Problem to work on: The result should be a verbatim copy of the whole listing.
>>>
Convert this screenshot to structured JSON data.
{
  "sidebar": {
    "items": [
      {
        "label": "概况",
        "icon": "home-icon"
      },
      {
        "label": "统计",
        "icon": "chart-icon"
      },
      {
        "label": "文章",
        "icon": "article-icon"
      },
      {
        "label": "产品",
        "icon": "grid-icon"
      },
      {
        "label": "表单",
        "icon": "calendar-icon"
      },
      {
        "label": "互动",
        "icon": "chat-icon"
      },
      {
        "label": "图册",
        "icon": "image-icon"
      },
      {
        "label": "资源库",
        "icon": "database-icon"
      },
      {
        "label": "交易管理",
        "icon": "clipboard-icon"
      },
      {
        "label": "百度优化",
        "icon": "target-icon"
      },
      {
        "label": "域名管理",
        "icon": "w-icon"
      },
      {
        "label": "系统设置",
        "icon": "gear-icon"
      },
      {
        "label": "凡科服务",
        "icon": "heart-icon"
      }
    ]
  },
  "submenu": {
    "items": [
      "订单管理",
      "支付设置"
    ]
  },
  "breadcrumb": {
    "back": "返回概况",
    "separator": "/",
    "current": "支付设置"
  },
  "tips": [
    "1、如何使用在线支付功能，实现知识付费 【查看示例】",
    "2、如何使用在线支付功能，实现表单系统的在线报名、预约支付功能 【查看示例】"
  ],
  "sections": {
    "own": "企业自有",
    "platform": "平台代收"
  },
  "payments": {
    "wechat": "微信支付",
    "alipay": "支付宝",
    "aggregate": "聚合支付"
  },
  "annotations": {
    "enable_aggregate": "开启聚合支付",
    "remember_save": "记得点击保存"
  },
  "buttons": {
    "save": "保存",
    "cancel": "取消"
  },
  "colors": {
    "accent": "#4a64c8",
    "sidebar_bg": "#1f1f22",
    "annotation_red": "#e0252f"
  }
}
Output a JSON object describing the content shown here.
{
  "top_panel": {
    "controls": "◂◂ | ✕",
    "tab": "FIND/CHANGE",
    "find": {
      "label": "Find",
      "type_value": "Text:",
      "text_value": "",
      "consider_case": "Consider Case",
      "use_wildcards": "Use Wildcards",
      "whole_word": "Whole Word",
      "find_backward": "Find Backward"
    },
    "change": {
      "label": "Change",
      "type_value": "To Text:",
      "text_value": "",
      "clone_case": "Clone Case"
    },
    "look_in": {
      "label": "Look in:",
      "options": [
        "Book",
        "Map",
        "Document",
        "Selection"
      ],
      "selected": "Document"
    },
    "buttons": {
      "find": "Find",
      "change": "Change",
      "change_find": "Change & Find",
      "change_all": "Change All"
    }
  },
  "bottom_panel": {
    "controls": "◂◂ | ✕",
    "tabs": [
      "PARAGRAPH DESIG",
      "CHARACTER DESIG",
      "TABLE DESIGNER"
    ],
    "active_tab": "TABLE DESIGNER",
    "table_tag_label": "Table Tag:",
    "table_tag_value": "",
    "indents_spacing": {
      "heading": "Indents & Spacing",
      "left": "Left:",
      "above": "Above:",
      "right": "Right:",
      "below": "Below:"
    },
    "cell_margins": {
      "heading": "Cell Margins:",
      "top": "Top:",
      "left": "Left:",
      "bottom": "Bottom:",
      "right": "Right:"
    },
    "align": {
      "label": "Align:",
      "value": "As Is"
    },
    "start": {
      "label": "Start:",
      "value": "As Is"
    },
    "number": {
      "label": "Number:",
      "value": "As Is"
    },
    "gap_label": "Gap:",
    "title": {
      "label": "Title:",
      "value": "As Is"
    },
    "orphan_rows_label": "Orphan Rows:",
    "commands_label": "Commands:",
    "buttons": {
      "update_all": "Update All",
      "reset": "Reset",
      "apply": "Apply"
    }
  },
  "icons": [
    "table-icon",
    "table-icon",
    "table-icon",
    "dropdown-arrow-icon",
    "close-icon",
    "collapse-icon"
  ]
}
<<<
Answer for the task:
Convert this screenshot to structured JSON data.
{
  "sidebar": {
    "items": [
      {
        "label": "概况",
        "icon": "home-icon"
      },
      {
        "label": "统计",
        "icon": "chart-icon"
      },
      {
        "label": "文章",
        "icon": "article-icon"
      },
      {
        "label": "产品",
        "icon": "grid-icon"
      },
      {
        "label": "表单",
        "icon": "calendar-icon"
      },
      {
        "label": "互动",
        "icon": "chat-icon"
      },
      {
        "label": "图册",
        "icon": "image-icon"
      },
      {
        "label": "资源库",
        "icon": "database-icon"
      },
      {
        "label": "交易管理",
        "icon": "clipboard-icon"
      },
      {
        "label": "百度优化",
        "icon": "target-icon"
      },
      {
        "label": "域名管理",
        "icon": "w-icon"
      },
      {
        "label": "系统设置",
        "icon": "gear-icon"
      },
      {
        "label": "凡科服务",
        "icon": "heart-icon"
      }
    ]
  },
  "submenu": {
    "items": [
      "订单管理",
      "支付设置"
    ]
  },
  "breadcrumb": {
    "back": "返回概况",
    "separator": "/",
    "current": "支付设置"
  },
  "tips": [
    "1、如何使用在线支付功能，实现知识付费 【查看示例】",
    "2、如何使用在线支付功能，实现表单系统的在线报名、预约支付功能 【查看示例】"
  ],
  "sections": {
    "own": "企业自有",
    "platform": "平台代收"
  },
  "payments": {
    "wechat": "微信支付",
    "alipay": "支付宝",
    "aggregate": "聚合支付"
  },
  "annotations": {
    "enable_aggregate": "开启聚合支付",
    "remember_save": "记得点击保存"
  },
  "buttons": {
    "save": "保存",
    "cancel": "取消"
  },
  "colors": {
    "accent": "#4a64c8",
    "sidebar_bg": "#1f1f22",
    "annotation_red": "#e0252f"
  }
}
Output a JSON object describing the content shown here.
{
  "top_panel": {
    "controls": "◂◂ | ✕",
    "tab": "FIND/CHANGE",
    "find": {
      "label": "Find",
      "type_value": "Text:",
      "text_value": "",
      "consider_case": "Consider Case",
      "use_wildcards": "Use Wildcards",
      "whole_word": "Whole Word",
      "find_backward": "Find Backward"
    },
    "change": {
      "label": "Change",
      "type_value": "To Text:",
      "text_value": "",
      "clone_case": "Clone Case"
    },
    "look_in": {
      "label": "Look in:",
      "options": [
        "Book",
        "Map",
        "Document",
        "Selection"
      ],
      "selected": "Document"
    },
    "buttons": {
      "find": "Find",
      "change": "Change",
      "change_find": "Change & Find",
      "change_all": "Change All"
    }
  },
  "bottom_panel": {
    "controls": "◂◂ | ✕",
    "tabs": [
      "PARAGRAPH DESIG",
      "CHARACTER DESIG",
      "TABLE DESIGNER"
    ],
    "active_tab": "TABLE DESIGNER",
    "table_tag_label": "Table Tag:",
    "table_tag_value": "",
    "indents_spacing": {
      "heading": "Indents & Spacing",
      "left": "Left:",
      "above": "Above:",
      "right": "Right:",
      "below": "Below:"
    },
    "cell_margins": {
      "heading": "Cell Margins:",
      "top": "Top:",
      "left": "Left:",
      "bottom": "Bottom:",
      "right": "Right:"
    },
    "align": {
      "label": "Align:",
      "value": "As Is"
    },
    "start": {
      "label": "Start:",
      "value": "As Is"
    },
    "number": {
      "label": "Number:",
      "value": "As Is"
    },
    "gap_label": "Gap:",
    "title": {
      "label": "Title:",
      "value": "As Is"
    },
    "orphan_rows_label": "Orphan Rows:",
    "commands_label": "Commands:",
    "buttons": {
      "update_all": "Update All",
      "reset": "Reset",
      "apply": "Apply"
    }
  },
  "icons": [
    "table-icon",
    "table-icon",
    "table-icon",
    "dropdown-arrow-icon",
    "close-icon",
    "collapse-icon"
  ]
}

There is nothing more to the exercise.